- Press Release
- August 11, 2022
On the Direct Imaging of Tidally Heated Exomoons
We demonstrate the ability of existing and planned future telescopes, on the ground and in space, to directly image tidally heated exomoons orbiting gas-giant exoplanets. Tidally heated exomoons can plausibly be far more luminous than their host exoplanet and as much as 0.1% as bright as the system’s stellar primary if it is a low mass star. Because emission from exomoons can be powered by tidal forces, they can shine brightly at arbitrarily large separations from the system’s stellar primary with temperatures of several hundreds degrees Kelvin or even higher in extreme cases.
Furthermore, these high temperatures can occur in systems that are billions of years old. Tidally heated exomoons may thus be far easier targets for direct imaging studies than giant exoplanets which must be both young and at a large projected separation (typically at least tens of AU) from their primary to be accessible to current generation direct imaging studies. Specifically, current instruments are capable of detecting exomoons with brightness temperature >600K and R>1Re in K-band. Future mid-infrared space telescopes, such as JWST and SPICA, will be capable of directly imaging tidally heated exomoons around the nearest two dozen stars with brightness temperature >300K and R>1Re orbiting at >12AU around stars within 4 parsecs of Earth at a 5 sigma confidence level in a 10000 second integration. In addition it is possible that some of the exoplanets which have already been directly imaged are actually tidally heated exomoons or blends of such objects with hot young planets; we speculate that Fomalhaut b could be such a case.
If such exomoons exist and are sufficiently common (i.e., nearby), it may well be far easier to directly image an exomoon with surface conditions that allow the existence of liquid water than it will be to resolve an Earth-like planet in the classical Habitable Zone of its primary.
Mary Anne Peters, Edwin L. Turner
(Submitted on 20 Sep 2012)

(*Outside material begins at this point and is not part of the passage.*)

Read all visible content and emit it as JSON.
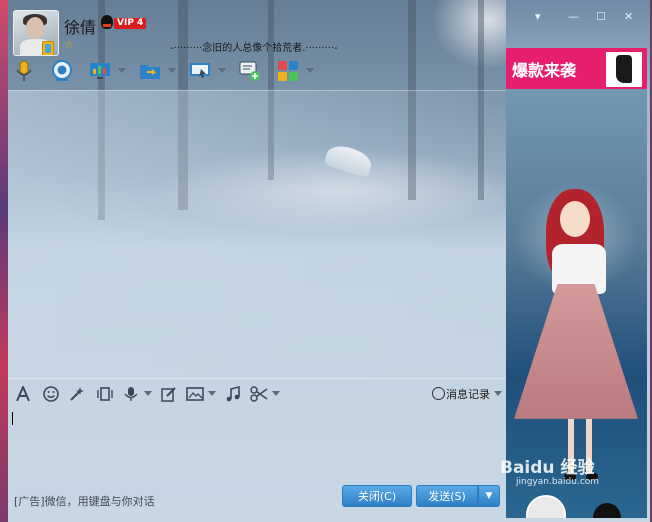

Subjects: Earth and Planetary Astrophysics (astro-ph.EP)
Cite as: arXiv:1209.4418v1 [astro-ph.EP]
From: Mary Anne Peters [view email]
[v1] Thu, 20 Sep 2012 04:11:15 GMT (903kb,D)